Dances for Deities in Lully's Persée 1682-1710
The 1682 score and livret of Persée indicate three instances of dance performed in honour of, by, or in the presence of, deities: the Jeux Junoniens, choreographic games held to appease Juno in Act I; the unusual (at least in Lully's tragédies en musique) occurrence of gods themselves dancing, in the Entrée for gods of the underworld who present Perseus with Pluto's helmet in Act II; and the celebratory dances in the presence of Venus in Act V of the opera.
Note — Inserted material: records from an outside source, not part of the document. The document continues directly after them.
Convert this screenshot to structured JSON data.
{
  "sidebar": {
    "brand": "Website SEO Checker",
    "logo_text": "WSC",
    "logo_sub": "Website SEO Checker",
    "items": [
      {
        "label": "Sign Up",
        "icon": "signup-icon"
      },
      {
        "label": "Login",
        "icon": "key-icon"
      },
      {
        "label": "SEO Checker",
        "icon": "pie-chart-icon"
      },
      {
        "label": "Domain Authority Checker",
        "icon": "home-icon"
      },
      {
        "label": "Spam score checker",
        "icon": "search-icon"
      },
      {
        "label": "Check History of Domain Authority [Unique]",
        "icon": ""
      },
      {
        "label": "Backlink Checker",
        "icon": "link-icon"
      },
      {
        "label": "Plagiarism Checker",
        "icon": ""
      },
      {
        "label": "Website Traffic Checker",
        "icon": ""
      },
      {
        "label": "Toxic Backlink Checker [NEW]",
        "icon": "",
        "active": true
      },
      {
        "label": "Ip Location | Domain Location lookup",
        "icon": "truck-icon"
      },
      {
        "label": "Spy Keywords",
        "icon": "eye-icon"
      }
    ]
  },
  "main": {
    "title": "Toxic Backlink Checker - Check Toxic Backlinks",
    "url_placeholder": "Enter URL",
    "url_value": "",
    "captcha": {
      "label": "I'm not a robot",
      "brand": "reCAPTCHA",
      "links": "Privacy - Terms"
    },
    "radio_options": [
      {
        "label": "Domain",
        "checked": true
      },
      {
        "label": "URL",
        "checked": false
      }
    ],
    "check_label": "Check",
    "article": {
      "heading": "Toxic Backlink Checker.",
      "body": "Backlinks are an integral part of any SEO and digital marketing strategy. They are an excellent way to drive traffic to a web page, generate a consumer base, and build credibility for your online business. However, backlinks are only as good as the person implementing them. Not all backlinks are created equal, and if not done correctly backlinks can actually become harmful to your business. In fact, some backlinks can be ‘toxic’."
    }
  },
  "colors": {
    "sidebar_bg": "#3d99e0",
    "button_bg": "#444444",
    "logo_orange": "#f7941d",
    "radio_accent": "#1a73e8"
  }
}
This paper looks at the nature of these instances of dance, with particular reference to extant choreographies for the Jeux Junoniens, Divinités Infernales and Act V Passacaille which Louis Pecour created for revivals of the opera in 1703 and 1710. It considers the extent to which Pecour's surviving dances (all apparently duets) represent genuine duets or reduced versions of dances by the larger groups of dancers named in the livrets. It also examines the extent to which belle danse (the 'noble' as opposed to 'grotesque' style of dance of the late 17th century) may have been obligatory when deities were present on stage. The paper will include demonstration of relevant dances.